Mendeley readers

The data shown below were compiled from readership statistics for 25 Mendeley readers of this research output. Click here to see the associated Mendeley record.

Geographical breakdown

Country Count As %
United States 1 4%
Unknown 24 96%

Demographic breakdown

Readers by professional status Count As %
Student > Bachelor 6 24%
Student > Ph. D. Student 4 16%
Student > Master 3 12%
Researcher 2 8%
Professor 2 8%
Other 1 4%
Unknown 7 28%
Readers by discipline Count As %
Pharmacology, Toxicology and Pharmaceutical Science 4 16%
Biochemistry, Genetics and Molecular Biology 3 12%
Agricultural and Biological Sciences 3 12%
Chemistry 3 12%
Medicine and Dentistry 2 8%
Other 3 12%
Unknown 7 28%

Attention Score in Context

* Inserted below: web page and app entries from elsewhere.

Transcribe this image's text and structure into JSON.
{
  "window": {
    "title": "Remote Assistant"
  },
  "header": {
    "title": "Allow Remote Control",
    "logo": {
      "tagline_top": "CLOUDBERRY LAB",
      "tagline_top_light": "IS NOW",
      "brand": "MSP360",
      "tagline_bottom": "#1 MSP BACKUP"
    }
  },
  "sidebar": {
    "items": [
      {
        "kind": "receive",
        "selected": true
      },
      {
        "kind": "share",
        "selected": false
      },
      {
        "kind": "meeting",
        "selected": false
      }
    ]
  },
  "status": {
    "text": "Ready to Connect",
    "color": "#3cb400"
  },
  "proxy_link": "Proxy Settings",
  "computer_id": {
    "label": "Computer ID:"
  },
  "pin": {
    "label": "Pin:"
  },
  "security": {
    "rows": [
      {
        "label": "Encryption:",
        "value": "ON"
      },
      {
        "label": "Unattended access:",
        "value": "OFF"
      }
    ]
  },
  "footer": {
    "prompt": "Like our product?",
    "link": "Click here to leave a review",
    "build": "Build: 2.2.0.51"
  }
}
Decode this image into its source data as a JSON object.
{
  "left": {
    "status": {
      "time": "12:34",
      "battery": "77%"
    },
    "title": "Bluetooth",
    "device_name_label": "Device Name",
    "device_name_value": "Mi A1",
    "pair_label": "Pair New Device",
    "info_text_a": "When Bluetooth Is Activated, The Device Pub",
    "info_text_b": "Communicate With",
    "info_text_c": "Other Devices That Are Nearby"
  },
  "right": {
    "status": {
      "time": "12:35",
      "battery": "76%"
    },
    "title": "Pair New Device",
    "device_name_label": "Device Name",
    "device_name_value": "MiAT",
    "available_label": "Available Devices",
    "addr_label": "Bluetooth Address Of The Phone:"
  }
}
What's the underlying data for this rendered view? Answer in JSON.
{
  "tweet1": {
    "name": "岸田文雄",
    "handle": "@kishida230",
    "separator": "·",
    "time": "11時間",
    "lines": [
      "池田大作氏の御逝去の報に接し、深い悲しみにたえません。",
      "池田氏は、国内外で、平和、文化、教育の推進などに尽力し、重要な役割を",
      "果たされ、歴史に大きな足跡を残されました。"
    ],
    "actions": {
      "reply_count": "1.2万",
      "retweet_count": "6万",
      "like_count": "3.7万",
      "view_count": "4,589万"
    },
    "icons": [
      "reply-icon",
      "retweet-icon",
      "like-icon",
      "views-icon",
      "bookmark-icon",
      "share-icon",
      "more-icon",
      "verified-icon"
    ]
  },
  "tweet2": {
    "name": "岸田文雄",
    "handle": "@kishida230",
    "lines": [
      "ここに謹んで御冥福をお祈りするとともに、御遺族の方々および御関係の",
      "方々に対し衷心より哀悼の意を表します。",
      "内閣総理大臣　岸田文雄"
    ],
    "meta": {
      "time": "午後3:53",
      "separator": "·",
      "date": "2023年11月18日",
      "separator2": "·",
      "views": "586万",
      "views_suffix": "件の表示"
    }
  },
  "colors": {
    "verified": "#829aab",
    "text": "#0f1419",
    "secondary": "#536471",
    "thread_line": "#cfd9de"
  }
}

This research output has an Altmetric Attention Score of 2. This is our high-level measure of the quality and quantity of online attention that it has received. This Attention Score, as well as the ranking and number of research outputs shown below, was calculated when the research output was last mentioned on 21 June 2015.
All research outputs
#2,338,768
of 5,258,644 outputs
Outputs from Drug Design, Development and Therapy
#175
of 780 outputs
Outputs of similar age
#74,611
of 162,436 outputs
Outputs of similar age from Drug Design, Development and Therapy
#8
of 54 outputs
Altmetric has tracked 5,258,644 research outputs across all sources so far. This one has received more attention than most of these and is in the 54th percentile.
So far Altmetric has tracked 780 research outputs from this source. They receive a mean Attention Score of 2.2. This one has done well, scoring higher than 75% of its peers.
Older research outputs will score higher simply because they've had more time to accumulate mentions. To account for age we can compare this Altmetric Attention Score to the 162,436 tracked outputs that were published within six weeks on either side of this one in any source. This one has gotten more attention than average, scoring higher than 52% of its contemporaries.
We're also able to compare this research output to 54 others from the same source and published within six weeks on either side of this one. This one has done well, scoring higher than 83% of its contemporaries.